Information Block Start

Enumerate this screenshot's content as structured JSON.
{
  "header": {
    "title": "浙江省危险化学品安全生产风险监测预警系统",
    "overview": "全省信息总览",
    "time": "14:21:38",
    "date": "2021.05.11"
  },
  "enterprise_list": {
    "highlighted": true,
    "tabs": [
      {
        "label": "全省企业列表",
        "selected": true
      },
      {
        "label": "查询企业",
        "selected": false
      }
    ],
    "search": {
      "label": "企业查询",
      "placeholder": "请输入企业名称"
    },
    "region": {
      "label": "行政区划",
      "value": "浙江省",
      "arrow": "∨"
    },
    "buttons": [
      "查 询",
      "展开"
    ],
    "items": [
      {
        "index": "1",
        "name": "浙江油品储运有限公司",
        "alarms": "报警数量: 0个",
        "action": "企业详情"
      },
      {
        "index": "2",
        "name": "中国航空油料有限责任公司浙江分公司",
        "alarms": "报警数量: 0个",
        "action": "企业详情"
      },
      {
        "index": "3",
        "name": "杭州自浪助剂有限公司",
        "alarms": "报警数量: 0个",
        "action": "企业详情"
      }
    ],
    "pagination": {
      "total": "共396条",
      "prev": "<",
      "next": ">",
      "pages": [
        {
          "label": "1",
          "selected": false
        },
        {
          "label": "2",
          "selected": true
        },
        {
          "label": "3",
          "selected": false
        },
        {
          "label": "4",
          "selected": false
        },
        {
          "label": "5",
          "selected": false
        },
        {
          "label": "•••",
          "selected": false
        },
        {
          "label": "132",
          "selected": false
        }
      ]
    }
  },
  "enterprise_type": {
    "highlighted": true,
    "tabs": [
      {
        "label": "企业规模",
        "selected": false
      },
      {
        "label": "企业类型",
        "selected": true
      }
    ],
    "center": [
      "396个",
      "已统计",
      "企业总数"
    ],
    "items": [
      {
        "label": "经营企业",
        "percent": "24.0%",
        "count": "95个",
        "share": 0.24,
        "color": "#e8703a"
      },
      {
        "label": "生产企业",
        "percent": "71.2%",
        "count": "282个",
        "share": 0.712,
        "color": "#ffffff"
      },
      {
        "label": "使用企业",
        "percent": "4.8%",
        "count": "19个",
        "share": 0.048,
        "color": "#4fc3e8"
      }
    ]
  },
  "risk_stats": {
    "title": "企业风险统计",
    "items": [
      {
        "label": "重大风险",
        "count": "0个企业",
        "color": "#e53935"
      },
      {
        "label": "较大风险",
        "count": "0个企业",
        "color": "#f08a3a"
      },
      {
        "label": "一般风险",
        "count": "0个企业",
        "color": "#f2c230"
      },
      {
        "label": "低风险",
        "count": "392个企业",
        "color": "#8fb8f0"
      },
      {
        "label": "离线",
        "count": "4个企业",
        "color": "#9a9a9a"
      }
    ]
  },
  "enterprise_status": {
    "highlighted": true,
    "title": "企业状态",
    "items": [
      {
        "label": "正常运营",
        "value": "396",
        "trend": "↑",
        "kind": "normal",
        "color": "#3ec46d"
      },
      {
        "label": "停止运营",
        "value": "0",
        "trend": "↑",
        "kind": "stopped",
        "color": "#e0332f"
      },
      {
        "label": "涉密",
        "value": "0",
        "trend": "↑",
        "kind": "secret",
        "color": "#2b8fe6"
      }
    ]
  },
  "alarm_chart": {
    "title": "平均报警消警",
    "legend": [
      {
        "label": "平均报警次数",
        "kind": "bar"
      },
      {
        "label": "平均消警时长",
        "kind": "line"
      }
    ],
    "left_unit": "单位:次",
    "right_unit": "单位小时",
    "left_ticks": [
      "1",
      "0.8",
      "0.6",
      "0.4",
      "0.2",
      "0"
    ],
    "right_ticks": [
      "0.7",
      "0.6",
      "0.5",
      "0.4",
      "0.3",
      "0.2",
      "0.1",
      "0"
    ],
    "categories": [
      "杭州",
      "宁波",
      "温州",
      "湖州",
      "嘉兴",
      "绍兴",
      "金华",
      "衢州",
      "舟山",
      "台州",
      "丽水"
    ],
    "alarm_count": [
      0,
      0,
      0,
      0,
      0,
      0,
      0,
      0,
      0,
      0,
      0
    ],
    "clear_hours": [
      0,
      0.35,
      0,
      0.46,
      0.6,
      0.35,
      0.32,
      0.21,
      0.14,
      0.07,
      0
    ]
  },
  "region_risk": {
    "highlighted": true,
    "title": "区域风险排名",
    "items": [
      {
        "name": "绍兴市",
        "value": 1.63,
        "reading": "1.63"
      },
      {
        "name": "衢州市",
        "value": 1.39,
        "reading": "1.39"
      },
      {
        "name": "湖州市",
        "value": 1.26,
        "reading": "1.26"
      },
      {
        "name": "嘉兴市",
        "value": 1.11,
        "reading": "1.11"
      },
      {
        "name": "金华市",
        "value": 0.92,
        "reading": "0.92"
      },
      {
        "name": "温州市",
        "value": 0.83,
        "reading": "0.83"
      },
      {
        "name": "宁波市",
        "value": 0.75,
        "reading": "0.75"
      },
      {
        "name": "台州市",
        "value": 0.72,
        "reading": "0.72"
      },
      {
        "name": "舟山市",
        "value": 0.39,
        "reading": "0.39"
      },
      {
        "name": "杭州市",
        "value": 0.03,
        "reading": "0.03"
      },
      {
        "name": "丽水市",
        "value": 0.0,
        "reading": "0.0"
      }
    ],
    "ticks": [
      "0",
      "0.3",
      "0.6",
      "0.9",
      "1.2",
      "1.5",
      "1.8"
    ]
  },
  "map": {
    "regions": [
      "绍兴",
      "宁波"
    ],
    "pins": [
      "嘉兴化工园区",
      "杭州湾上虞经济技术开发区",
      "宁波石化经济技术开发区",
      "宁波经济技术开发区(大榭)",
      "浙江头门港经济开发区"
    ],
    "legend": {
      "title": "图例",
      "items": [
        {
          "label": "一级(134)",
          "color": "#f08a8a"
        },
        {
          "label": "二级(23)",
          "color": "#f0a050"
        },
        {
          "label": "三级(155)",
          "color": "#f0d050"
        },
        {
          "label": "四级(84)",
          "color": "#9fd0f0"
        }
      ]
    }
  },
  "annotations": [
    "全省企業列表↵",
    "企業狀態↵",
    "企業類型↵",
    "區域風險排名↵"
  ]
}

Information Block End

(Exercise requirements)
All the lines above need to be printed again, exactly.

(Task output)
Enumerate this screenshot's content as structured JSON.
{
  "header": {
    "title": "浙江省危险化学品安全生产风险监测预警系统",
    "overview": "全省信息总览",
    "time": "14:21:38",
    "date": "2021.05.11"
  },
  "enterprise_list": {
    "highlighted": true,
    "tabs": [
      {
        "label": "全省企业列表",
        "selected": true
      },
      {
        "label": "查询企业",
        "selected": false
      }
    ],
    "search": {
      "label": "企业查询",
      "placeholder": "请输入企业名称"
    },
    "region": {
      "label": "行政区划",
      "value": "浙江省",
      "arrow": "∨"
    },
    "buttons": [
      "查 询",
      "展开"
    ],
    "items": [
      {
        "index": "1",
        "name": "浙江油品储运有限公司",
        "alarms": "报警数量: 0个",
        "action": "企业详情"
      },
      {
        "index": "2",
        "name": "中国航空油料有限责任公司浙江分公司",
        "alarms": "报警数量: 0个",
        "action": "企业详情"
      },
      {
        "index": "3",
        "name": "杭州自浪助剂有限公司",
        "alarms": "报警数量: 0个",
        "action": "企业详情"
      }
    ],
    "pagination": {
      "total": "共396条",
      "prev": "<",
      "next": ">",
      "pages": [
        {
          "label": "1",
          "selected": false
        },
        {
          "label": "2",
          "selected": true
        },
        {
          "label": "3",
          "selected": false
        },
        {
          "label": "4",
          "selected": false
        },
        {
          "label": "5",
          "selected": false
        },
        {
          "label": "•••",
          "selected": false
        },
        {
          "label": "132",
          "selected": false
        }
      ]
    }
  },
  "enterprise_type": {
    "highlighted": true,
    "tabs": [
      {
        "label": "企业规模",
        "selected": false
      },
      {
        "label": "企业类型",
        "selected": true
      }
    ],
    "center": [
      "396个",
      "已统计",
      "企业总数"
    ],
    "items": [
      {
        "label": "经营企业",
        "percent": "24.0%",
        "count": "95个",
        "share": 0.24,
        "color": "#e8703a"
      },
      {
        "label": "生产企业",
        "percent": "71.2%",
        "count": "282个",
        "share": 0.712,
        "color": "#ffffff"
      },
      {
        "label": "使用企业",
        "percent": "4.8%",
        "count": "19个",
        "share": 0.048,
        "color": "#4fc3e8"
      }
    ]
  },
  "risk_stats": {
    "title": "企业风险统计",
    "items": [
      {
        "label": "重大风险",
        "count": "0个企业",
        "color": "#e53935"
      },
      {
        "label": "较大风险",
        "count": "0个企业",
        "color": "#f08a3a"
      },
      {
        "label": "一般风险",
        "count": "0个企业",
        "color": "#f2c230"
      },
      {
        "label": "低风险",
        "count": "392个企业",
        "color": "#8fb8f0"
      },
      {
        "label": "离线",
        "count": "4个企业",
        "color": "#9a9a9a"
      }
    ]
  },
  "enterprise_status": {
    "highlighted": true,
    "title": "企业状态",
    "items": [
      {
        "label": "正常运营",
        "value": "396",
        "trend": "↑",
        "kind": "normal",
        "color": "#3ec46d"
      },
      {
        "label": "停止运营",
        "value": "0",
        "trend": "↑",
        "kind": "stopped",
        "color": "#e0332f"
      },
      {
        "label": "涉密",
        "value": "0",
        "trend": "↑",
        "kind": "secret",
        "color": "#2b8fe6"
      }
    ]
  },
  "alarm_chart": {
    "title": "平均报警消警",
    "legend": [
      {
        "label": "平均报警次数",
        "kind": "bar"
      },
      {
        "label": "平均消警时长",
        "kind": "line"
      }
    ],
    "left_unit": "单位:次",
    "right_unit": "单位小时",
    "left_ticks": [
      "1",
      "0.8",
      "0.6",
      "0.4",
      "0.2",
      "0"
    ],
    "right_ticks": [
      "0.7",
      "0.6",
      "0.5",
      "0.4",
      "0.3",
      "0.2",
      "0.1",
      "0"
    ],
    "categories": [
      "杭州",
      "宁波",
      "温州",
      "湖州",
      "嘉兴",
      "绍兴",
      "金华",
      "衢州",
      "舟山",
      "台州",
      "丽水"
    ],
    "alarm_count": [
      0,
      0,
      0,
      0,
      0,
      0,
      0,
      0,
      0,
      0,
      0
    ],
    "clear_hours": [
      0,
      0.35,
      0,
      0.46,
      0.6,
      0.35,
      0.32,
      0.21,
      0.14,
      0.07,
      0
    ]
  },
  "region_risk": {
    "highlighted": true,
    "title": "区域风险排名",
    "items": [
      {
        "name": "绍兴市",
        "value": 1.63,
        "reading": "1.63"
      },
      {
        "name": "衢州市",
        "value": 1.39,
        "reading": "1.39"
      },
      {
        "name": "湖州市",
        "value": 1.26,
        "reading": "1.26"
      },
      {
        "name": "嘉兴市",
        "value": 1.11,
        "reading": "1.11"
      },
      {
        "name": "金华市",
        "value": 0.92,
        "reading": "0.92"
      },
      {
        "name": "温州市",
        "value": 0.83,
        "reading": "0.83"
      },
      {
        "name": "宁波市",
        "value": 0.75,
        "reading": "0.75"
      },
      {
        "name": "台州市",
        "value": 0.72,
        "reading": "0.72"
      },
      {
        "name": "舟山市",
        "value": 0.39,
        "reading": "0.39"
      },
      {
        "name": "杭州市",
        "value": 0.03,
        "reading": "0.03"
      },
      {
        "name": "丽水市",
        "value": 0.0,
        "reading": "0.0"
      }
    ],
    "ticks": [
      "0",
      "0.3",
      "0.6",
      "0.9",
      "1.2",
      "1.5",
      "1.8"
    ]
  },
  "map": {
    "regions": [
      "绍兴",
      "宁波"
    ],
    "pins": [
      "嘉兴化工园区",
      "杭州湾上虞经济技术开发区",
      "宁波石化经济技术开发区",
      "宁波经济技术开发区(大榭)",
      "浙江头门港经济开发区"
    ],
    "legend": {
      "title": "图例",
      "items": [
        {
          "label": "一级(134)",
          "color": "#f08a8a"
        },
        {
          "label": "二级(23)",
          "color": "#f0a050"
        },
        {
          "label": "三级(155)",
          "color": "#f0d050"
        },
        {
          "label": "四级(84)",
          "color": "#9fd0f0"
        }
      ]
    }
  },
  "annotations": [
    "全省企業列表↵",
    "企業狀態↵",
    "企業類型↵",
    "區域風險排名↵"
  ]
}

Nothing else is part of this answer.